including the need for additional tuning parameters, the need for 'watchtowers' to police the VN set's behaviour (which is a centralising force), the need for trustless fraud-proofs (a non-trivial problem), and the fact that software bugs don't follow the rules of economic game-theory (in other words, they're not rational).
Furthermore, slashing is less relevant in a BFT process where safety and liveness is guaranteed as long as 67% of the committee is honest. The motivation for punishing malicious nodes in Tari is essentially two-fold:
- to reduce the chance that a critical mass of 1/3 malicious nodes accumulate on the network.
- to deter nodes from colluding to try and achieve 33% (to break liveness) or 67% (to break safety).
One alternative to slashing os to make all VN deposits non-refundable. Therefore, a malicious node will implicitly have their deposit slashed once they are banned. Banning can also be made temporary, depending on the offense. Honest nodes will need to run for a period of time before they become profitable, akin to an apprenticeship, or 'paying your dues'. VN fees would be increased to compensate for this mechanism.
Overall, this strategy is very similar to slashing, but is simpler to implement and police.
Another option is to make use of the auditability and fraud-proof properties of Cerberus (See Section V.B of the Chainspace paper). This would allow retroactive punitive actions against malicious nodes, and in particular, colluding nodes that act together to subvert an entire validator node committee. This is an avenue worth exploring, since it's quite clear from the experience of incumbent proof-of-stake networks, controlling hundreds of billions of dollars of value, that essentially all slashing events are due to configuration errors or intentional bugs, rather than intentional attempts to bring the network down.
Every validator node is registered on the base layer. Therefore, anyone with a synchronised Minotari node will be in possession of the current set of validator nodes running the Tari network.
The rules for assigning a given validator node (with its public key) to a Tari shard are deterministic and described in RFC-314.
It therefore follows that every validator node must also run a Minotari node (or connect to one that they trust). This will provide all the information that they need to determine which VNs are part of every committee and therefore which nodes to contact when participating in cross-shard consensus.
State requests come from two primary sources:
- Other validator nodes requesting state that they need to process an instruction. They will typically request this state from peers in the braided consensus group as part of a consensus round, although there are opportunities to optimise this process through caching and pre-fetching via an Indexer.
- Clients (wallets, dApp users etc.) will usually request state from an Indexer that is following the history of a set of contracts on interest. Indexers are a trusted party. Users wanting to operate in a trustless environment will need to run their own indexer. Indexers are described in RFC-331.
Tari uses Cerberus in conjunction with HotStuff BFT to achieve consensus on substate transitions. This process is described in detail in RFC-330.
Leader rollover is also covered in RFC-330.

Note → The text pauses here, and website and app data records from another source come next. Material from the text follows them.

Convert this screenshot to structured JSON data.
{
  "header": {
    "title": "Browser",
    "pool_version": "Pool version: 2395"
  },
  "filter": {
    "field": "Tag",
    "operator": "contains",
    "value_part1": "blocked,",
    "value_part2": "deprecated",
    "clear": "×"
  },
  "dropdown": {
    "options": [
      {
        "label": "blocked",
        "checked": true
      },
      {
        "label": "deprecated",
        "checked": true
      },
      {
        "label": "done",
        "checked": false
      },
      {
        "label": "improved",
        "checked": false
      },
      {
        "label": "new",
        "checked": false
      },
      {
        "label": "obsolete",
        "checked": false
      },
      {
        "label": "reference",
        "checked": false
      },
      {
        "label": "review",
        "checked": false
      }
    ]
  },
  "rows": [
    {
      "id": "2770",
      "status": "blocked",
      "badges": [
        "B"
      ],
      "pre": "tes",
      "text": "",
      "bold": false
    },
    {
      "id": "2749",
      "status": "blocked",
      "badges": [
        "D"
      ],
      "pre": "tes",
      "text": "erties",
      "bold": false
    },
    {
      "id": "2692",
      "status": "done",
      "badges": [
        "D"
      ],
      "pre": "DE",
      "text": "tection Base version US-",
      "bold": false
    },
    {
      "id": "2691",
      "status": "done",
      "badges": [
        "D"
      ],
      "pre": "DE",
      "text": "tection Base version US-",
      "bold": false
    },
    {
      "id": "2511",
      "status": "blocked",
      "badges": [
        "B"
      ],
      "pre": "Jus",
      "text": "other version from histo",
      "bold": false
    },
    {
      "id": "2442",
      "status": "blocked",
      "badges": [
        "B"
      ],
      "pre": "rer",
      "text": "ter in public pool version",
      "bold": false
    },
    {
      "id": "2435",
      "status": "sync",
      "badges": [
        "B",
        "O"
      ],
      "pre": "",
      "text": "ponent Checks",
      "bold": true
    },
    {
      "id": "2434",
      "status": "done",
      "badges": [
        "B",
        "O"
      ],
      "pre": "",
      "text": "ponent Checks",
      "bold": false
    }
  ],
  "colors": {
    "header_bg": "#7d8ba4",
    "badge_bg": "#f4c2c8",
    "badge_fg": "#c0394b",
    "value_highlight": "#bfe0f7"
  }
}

A liveness break will only occur if at least a third of nodes in a single VNC are actively or passively colluding to prevent consensus being reached. Successive leader rollovers will have failed to resolve the issue, and the transaction will become stuck.
Eventually, the entire network will stop functioning even though the network is sharded, because probabilistically, every contract will eventually produce a state change that required the Byzantine committee to be part of the consensus.
Therefore, it's critical that liveness can be forced relatively quickly and efficiently.
The basic strategy is that enough nodes vote to force an epoch change. Nodes need to provide proof of recent activity in order to participate in the new epoch. Nodes that cannot provide proof will be banned and de-registered as validator nodes.
The epoch change causes a validator node shuffle, and any remaining nodes that may have been preparing to collude will be assigned new shards.
|16 Dec 2023
|30 Oct 2023